Start of Records shown
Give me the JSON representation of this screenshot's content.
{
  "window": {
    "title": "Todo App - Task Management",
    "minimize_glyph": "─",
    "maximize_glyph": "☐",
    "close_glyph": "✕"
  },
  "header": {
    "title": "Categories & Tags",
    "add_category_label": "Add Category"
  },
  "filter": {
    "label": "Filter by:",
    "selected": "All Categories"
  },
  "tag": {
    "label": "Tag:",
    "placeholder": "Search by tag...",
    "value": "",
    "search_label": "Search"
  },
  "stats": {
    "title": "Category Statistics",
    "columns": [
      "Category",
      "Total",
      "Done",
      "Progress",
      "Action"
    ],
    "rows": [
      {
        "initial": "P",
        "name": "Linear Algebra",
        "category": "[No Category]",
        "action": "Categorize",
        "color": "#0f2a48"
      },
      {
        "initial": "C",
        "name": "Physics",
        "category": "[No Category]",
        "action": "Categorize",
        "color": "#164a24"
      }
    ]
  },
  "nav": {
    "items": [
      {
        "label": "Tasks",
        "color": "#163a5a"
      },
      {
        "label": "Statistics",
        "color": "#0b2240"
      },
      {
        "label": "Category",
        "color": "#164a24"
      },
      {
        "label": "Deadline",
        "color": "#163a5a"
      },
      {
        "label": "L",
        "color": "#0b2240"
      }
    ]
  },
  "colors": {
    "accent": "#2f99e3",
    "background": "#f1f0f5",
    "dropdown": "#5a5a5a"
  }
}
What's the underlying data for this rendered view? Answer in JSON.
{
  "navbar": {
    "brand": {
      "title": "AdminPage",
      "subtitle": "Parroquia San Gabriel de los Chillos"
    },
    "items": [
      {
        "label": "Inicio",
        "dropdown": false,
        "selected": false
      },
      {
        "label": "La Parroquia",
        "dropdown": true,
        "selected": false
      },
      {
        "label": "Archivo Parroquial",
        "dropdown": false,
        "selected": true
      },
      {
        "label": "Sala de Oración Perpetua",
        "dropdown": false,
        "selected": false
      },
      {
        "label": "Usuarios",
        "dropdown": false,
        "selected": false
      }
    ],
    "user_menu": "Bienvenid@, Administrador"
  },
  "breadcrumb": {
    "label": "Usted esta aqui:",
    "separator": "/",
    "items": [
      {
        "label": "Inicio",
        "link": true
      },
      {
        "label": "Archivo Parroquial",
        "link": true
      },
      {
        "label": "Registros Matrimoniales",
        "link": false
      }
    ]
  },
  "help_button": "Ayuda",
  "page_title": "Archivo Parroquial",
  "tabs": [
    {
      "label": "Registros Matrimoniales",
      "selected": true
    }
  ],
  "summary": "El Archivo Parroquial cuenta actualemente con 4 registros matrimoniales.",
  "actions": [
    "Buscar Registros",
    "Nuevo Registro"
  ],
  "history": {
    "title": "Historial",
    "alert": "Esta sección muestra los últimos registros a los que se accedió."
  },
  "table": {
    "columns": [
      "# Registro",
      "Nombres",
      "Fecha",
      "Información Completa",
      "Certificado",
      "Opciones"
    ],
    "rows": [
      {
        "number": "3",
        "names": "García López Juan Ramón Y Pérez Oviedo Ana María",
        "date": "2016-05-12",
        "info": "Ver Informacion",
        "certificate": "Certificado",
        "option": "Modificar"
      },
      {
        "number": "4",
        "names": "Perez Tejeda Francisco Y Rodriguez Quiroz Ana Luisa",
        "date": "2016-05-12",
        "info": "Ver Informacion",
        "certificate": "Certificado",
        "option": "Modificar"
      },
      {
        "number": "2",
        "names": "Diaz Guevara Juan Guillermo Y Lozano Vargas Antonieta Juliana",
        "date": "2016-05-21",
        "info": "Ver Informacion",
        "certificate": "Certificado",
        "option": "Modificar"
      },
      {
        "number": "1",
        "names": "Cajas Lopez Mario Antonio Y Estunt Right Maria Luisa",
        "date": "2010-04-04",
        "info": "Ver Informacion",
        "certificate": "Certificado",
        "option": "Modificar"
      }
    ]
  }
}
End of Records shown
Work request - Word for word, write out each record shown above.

Solution to this exercise -
Give me the JSON representation of this screenshot's content.
{
  "window": {
    "title": "Todo App - Task Management",
    "minimize_glyph": "─",
    "maximize_glyph": "☐",
    "close_glyph": "✕"
  },
  "header": {
    "title": "Categories & Tags",
    "add_category_label": "Add Category"
  },
  "filter": {
    "label": "Filter by:",
    "selected": "All Categories"
  },
  "tag": {
    "label": "Tag:",
    "placeholder": "Search by tag...",
    "value": "",
    "search_label": "Search"
  },
  "stats": {
    "title": "Category Statistics",
    "columns": [
      "Category",
      "Total",
      "Done",
      "Progress",
      "Action"
    ],
    "rows": [
      {
        "initial": "P",
        "name": "Linear Algebra",
        "category": "[No Category]",
        "action": "Categorize",
        "color": "#0f2a48"
      },
      {
        "initial": "C",
        "name": "Physics",
        "category": "[No Category]",
        "action": "Categorize",
        "color": "#164a24"
      }
    ]
  },
  "nav": {
    "items": [
      {
        "label": "Tasks",
        "color": "#163a5a"
      },
      {
        "label": "Statistics",
        "color": "#0b2240"
      },
      {
        "label": "Category",
        "color": "#164a24"
      },
      {
        "label": "Deadline",
        "color": "#163a5a"
      },
      {
        "label": "L",
        "color": "#0b2240"
      }
    ]
  },
  "colors": {
    "accent": "#2f99e3",
    "background": "#f1f0f5",
    "dropdown": "#5a5a5a"
  }
}
What's the underlying data for this rendered view? Answer in JSON.
{
  "navbar": {
    "brand": {
      "title": "AdminPage",
      "subtitle": "Parroquia San Gabriel de los Chillos"
    },
    "items": [
      {
        "label": "Inicio",
        "dropdown": false,
        "selected": false
      },
      {
        "label": "La Parroquia",
        "dropdown": true,
        "selected": false
      },
      {
        "label": "Archivo Parroquial",
        "dropdown": false,
        "selected": true
      },
      {
        "label": "Sala de Oración Perpetua",
        "dropdown": false,
        "selected": false
      },
      {
        "label": "Usuarios",
        "dropdown": false,
        "selected": false
      }
    ],
    "user_menu": "Bienvenid@, Administrador"
  },
  "breadcrumb": {
    "label": "Usted esta aqui:",
    "separator": "/",
    "items": [
      {
        "label": "Inicio",
        "link": true
      },
      {
        "label": "Archivo Parroquial",
        "link": true
      },
      {
        "label": "Registros Matrimoniales",
        "link": false
      }
    ]
  },
  "help_button": "Ayuda",
  "page_title": "Archivo Parroquial",
  "tabs": [
    {
      "label": "Registros Matrimoniales",
      "selected": true
    }
  ],
  "summary": "El Archivo Parroquial cuenta actualemente con 4 registros matrimoniales.",
  "actions": [
    "Buscar Registros",
    "Nuevo Registro"
  ],
  "history": {
    "title": "Historial",
    "alert": "Esta sección muestra los últimos registros a los que se accedió."
  },
  "table": {
    "columns": [
      "# Registro",
      "Nombres",
      "Fecha",
      "Información Completa",
      "Certificado",
      "Opciones"
    ],
    "rows": [
      {
        "number": "3",
        "names": "García López Juan Ramón Y Pérez Oviedo Ana María",
        "date": "2016-05-12",
        "info": "Ver Informacion",
        "certificate": "Certificado",
        "option": "Modificar"
      },
      {
        "number": "4",
        "names": "Perez Tejeda Francisco Y Rodriguez Quiroz Ana Luisa",
        "date": "2016-05-12",
        "info": "Ver Informacion",
        "certificate": "Certificado",
        "option": "Modificar"
      },
      {
        "number": "2",
        "names": "Diaz Guevara Juan Guillermo Y Lozano Vargas Antonieta Juliana",
        "date": "2016-05-21",
        "info": "Ver Informacion",
        "certificate": "Certificado",
        "option": "Modificar"
      },
      {
        "number": "1",
        "names": "Cajas Lopez Mario Antonio Y Estunt Right Maria Luisa",
        "date": "2010-04-04",
        "info": "Ver Informacion",
        "certificate": "Certificado",
        "option": "Modificar"
      }
    ]
  }
}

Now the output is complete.